Location: Plymouth, MA
Posts: 10
Default

Hi Frank,
About 1970 I performed a independent test at Nauset Beach which was of a similar nature. The test was not done at the request of an insurance company but as a result of a school of bass just at little too far out, a long curving finger bar and a rising tide.
I found out, as you did, that it was possible to swim in waders, even while holding a surf rod over your head. It was a bit more cumbersome than usual to do the side stroke. The real problem occurred when I reached shore. Water is very heavy! The problem was initially solved by bending at the waist and allowing gallons of saltwater to escape the waders. When I was finally high and dry - I had to lay on my back and elevate my legs to allow the remaining gallons of water to escape.
The only casualty from the whole experience was my friend, who was laughing hysterically right up until the moment that I hit him. (Just kidding, about hitting him.... I think?).
Happy New Year.
Reply With Quote
  #6  
Old 01-01-2000, 11:55 AM
Frank Daignault's Avatar
Frank Daignault Frank Daignault is offline
Writer, Hunter, Surfcaster
 
Join Date: Sep 1999
Location: Massachusetts
Posts: 30,458
Default

Eddie,
Something I forgot the last time, and it is in one of the books, is that the belt is a good idea because:
1. It redistributes weight similar to the way a backpack does. Not just on the shoulders.
2. It gives you a pocket for all your "stuff". George Carlin.
3. It gives you a waistline, which is important if you are a woman or want to catch one.

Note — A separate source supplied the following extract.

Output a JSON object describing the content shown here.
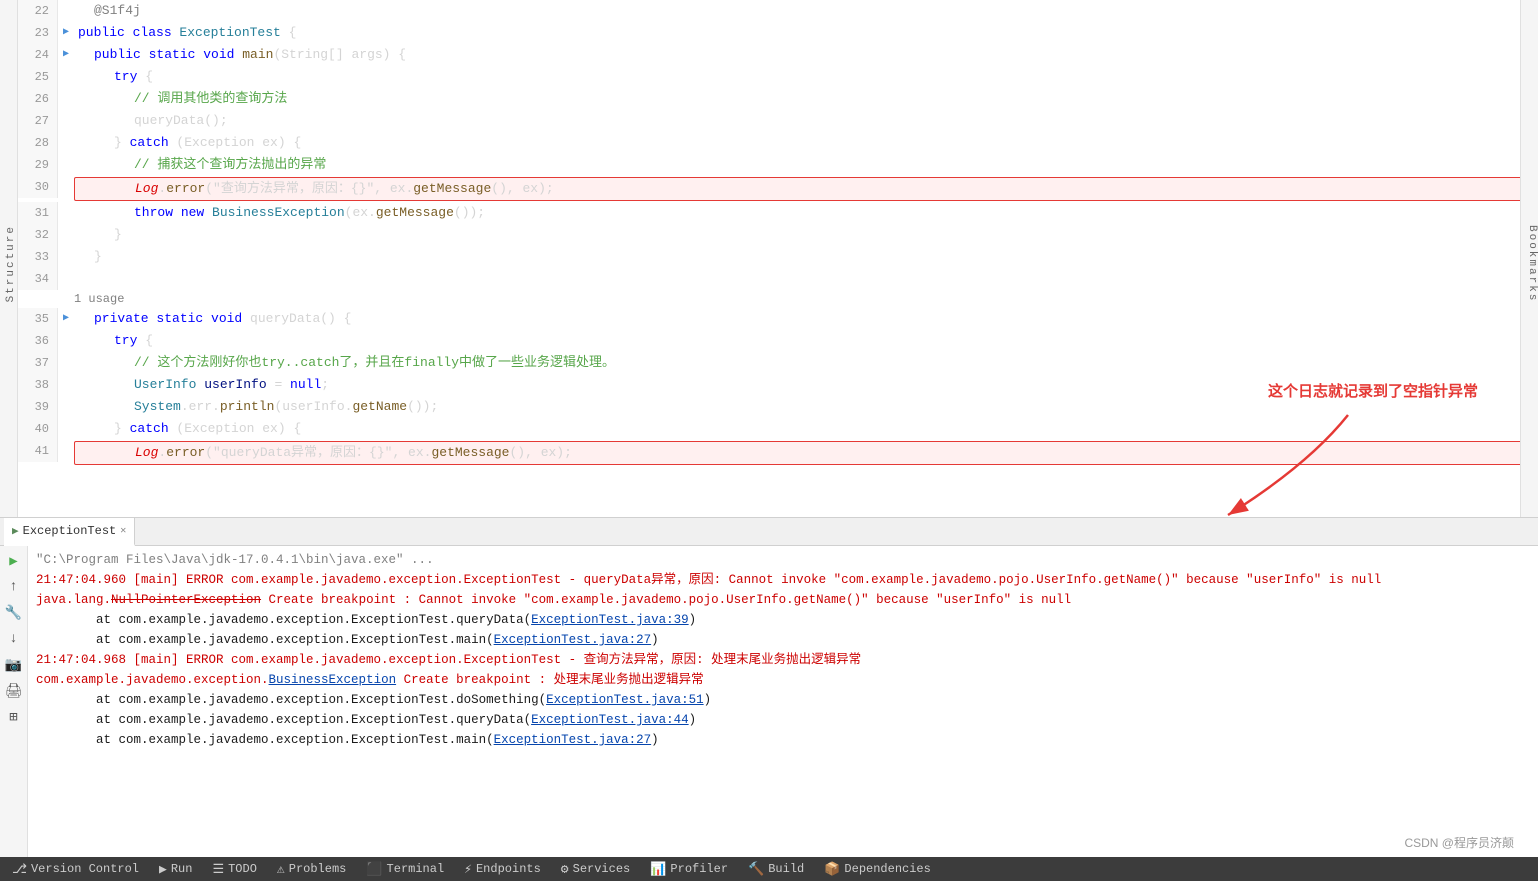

Mike, I would have taken the waders off for any swimming out to a bar. I had a similar experience on Long Bar around the same time. Down from the inlet, I was visiting a buddy and when the fish came up, I just grabbed one of his rigs and headed out. I think I took a 28 pounder, on a popper of all things. Now, you want to try and swim back with a hand in its gills and rod. I waited a long time for the tide to go down. Your remarks about getting the water out are why I mentioned "Take out". I figured somebody was bound to say, 'okay, you don't sink, but how do you get out of the water with a cupic foot (62#) of water in your waders?" Now, about talking crows ....

------------------
Frank
__________________
Frank
Reply With Quote
  #7  
Old 01-08-2000, 11:44 AM
Frank Daignault's Avatar
Frank Daignault Frank Daignault is offline
Writer, Hunter, Surfcaster
 
Join Date: Sep 1999
Location: Massachusetts
Posts: 30,458
Default

And this, men,
Along with being warmer, neoprenes float you like a duck though I didn't jump in with them. This more -- if you got the jack, you may as well have TWO pairs of waders. One for cold water and one for warm. In the end it is still cost effective because you wear them both less and they last longer as a result. (at least on paper) We live where if you go to RI the water is 70. But go southeast to the Cape and it is 55 or so. If I forget to change waders when changing spots, I really can tell the difference. You also end up with spairs for when a dog rips them off of you in shreds like it once happened to me. Just 4 cents.

------------------
Frank
__________________
Frank
Reply With Quote
Reply


Thread Tools
Display Modes

Posting Rules
You may not post new threads
You may not post replies
You may not post attachments
You may not edit your posts

vB code is On
Smilies are On
[IMG] code is On
HTML code is On
Forum Jump


All times are GMT -4. The time now is 11:08 AM.


Powered by vBulletin® Version 3.6.6
Copyright ©2000 - 2019, Jelsoft Enterprises Ltd.
Copyright 1998 - 2016 StriperSurf.com, All Rights Reserved